Dynamo is a highly available key-value storage system built by Amazon. It sacrifices a consistency under certain failure scenarios, makes extensive use of object versioning and application-assisted conflict resolution in a manner that provides a novel interface for developers to use.

Motivation For building up Dynamo

  • To provide a distributed key-value storage system with good scalability, high availability, and also satisfy their Service Level Agreement, which guarantees a majority of requests can be done in a certain time bound.

System Assumption and Requirements

  • Query Model
    • => They assume that only simple Read / Write operation to data item identified by a uniquely key.
  • Crucial Efficiency requirement for low latency
    • => In the 99.9% of the distribution, there should be really tight response time
  • Weak ACID
    • => For the purpose of higher available, relaxed Consistency + no isolation guarantee is acceptable

Three Major Design Decisions

  1. Sacrifice Strong Consistency for High availability.
  2. Resolve replication conflict during read instead of write.
    • => “Always writable” System
  3. Decentralized Server Architecture
    • => “Peer to peer” Fashioned System

General Architecture Design

  • Date Partition - Suit the incremental scalability requirements
    • Use Consistent Hash to partition keys and organize its position, treat output ranges as a circular “ring”.
      • So that there is no need to “rehash” all the keys when the system is scaled up
    • Use Virtual Nodes to make physical nodes have multiple virtual nodes.
      1. Spread data evenly across the system.
      2. Balance the load.
    • Replicated Keys in N nodes.
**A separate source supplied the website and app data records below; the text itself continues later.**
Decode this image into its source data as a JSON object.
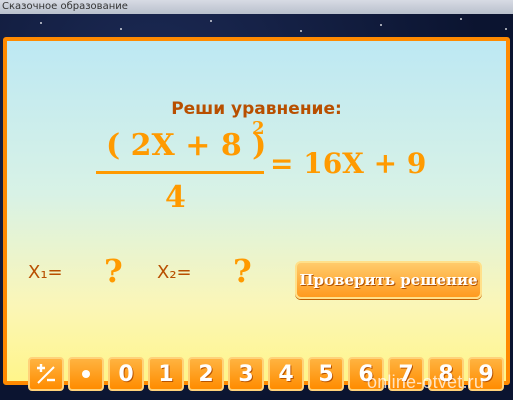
{
  "window": {
    "title": "Сказочное образование"
  },
  "task": {
    "heading": "Реши уравнение:",
    "numerator": "( 2X + 8 )",
    "exponent": "2",
    "denominator": "4",
    "right_side": "= 16X + 9"
  },
  "answers": {
    "x1_label": "X₁=",
    "x1_value": "?",
    "x2_label": "X₂=",
    "x2_value": "?"
  },
  "check_button": {
    "label": "Проверить решение"
  },
  "keyboard": {
    "sign_key": "+/−",
    "dot_key": "•",
    "digits": [
      "0",
      "1",
      "2",
      "3",
      "4",
      "5",
      "6",
      "7",
      "8",
      "9"
    ]
  },
  "watermark": "online-otvet.ru",
  "colors": {
    "accent": "#ff9a00",
    "dark_orange": "#b84f00",
    "frame": "#ff8a00"
  }
}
Keep a “Preference list” for keys, which is the server that responsible
  • Data Versioning
    • => keep a list of <node, counter>(vector clock) for data merge in read
      • For causual results, merge the records with the latest result
      • For non-causual results, keep conflicts and sent results to client
  • Read / Write Execution : “Sloppy Quorum” to keep replica consistency
    • Requires a number R/W of nodes must participate in a successful read/write operation.(R + W > N, R or W < N)
      • Majority vote mechanism for select successful operation
    • All read/write operations are performed on first N healthy nodes from the preference list
      • So it is “sloppy”, rather than strict
  • To handle Temporary Node/Network Failure: Hinted Handoff Mechanism
    • Basic Idea
      • Select another node temporary replacing the failure node and receive replicas.
      • Those replicas will be labeled with a hint, and stored in a separate local database that is scanned periodically.
      • Send replicas back when node failure is resolved
    • => to keep “always writable”
  • Permanent Failure Handling
    • To handle the Replica synchronization problem with Permanent Failure ( such as replica lost ) :
      • Use Merkle Tree, which is a tree that keeps individual key hash value as leaves and keeps the hash value of children node in parent node
      • => to efficiently detect inconsistency and minimize transferred data
  • To achieve Node Failure detection
    • Use gossip-style protocol to perform decentralized failure detection and to propagate membership changes information
      • => to get eventual consistency.


[1]Dynamo: Amazon’s Highly Available Key-value Store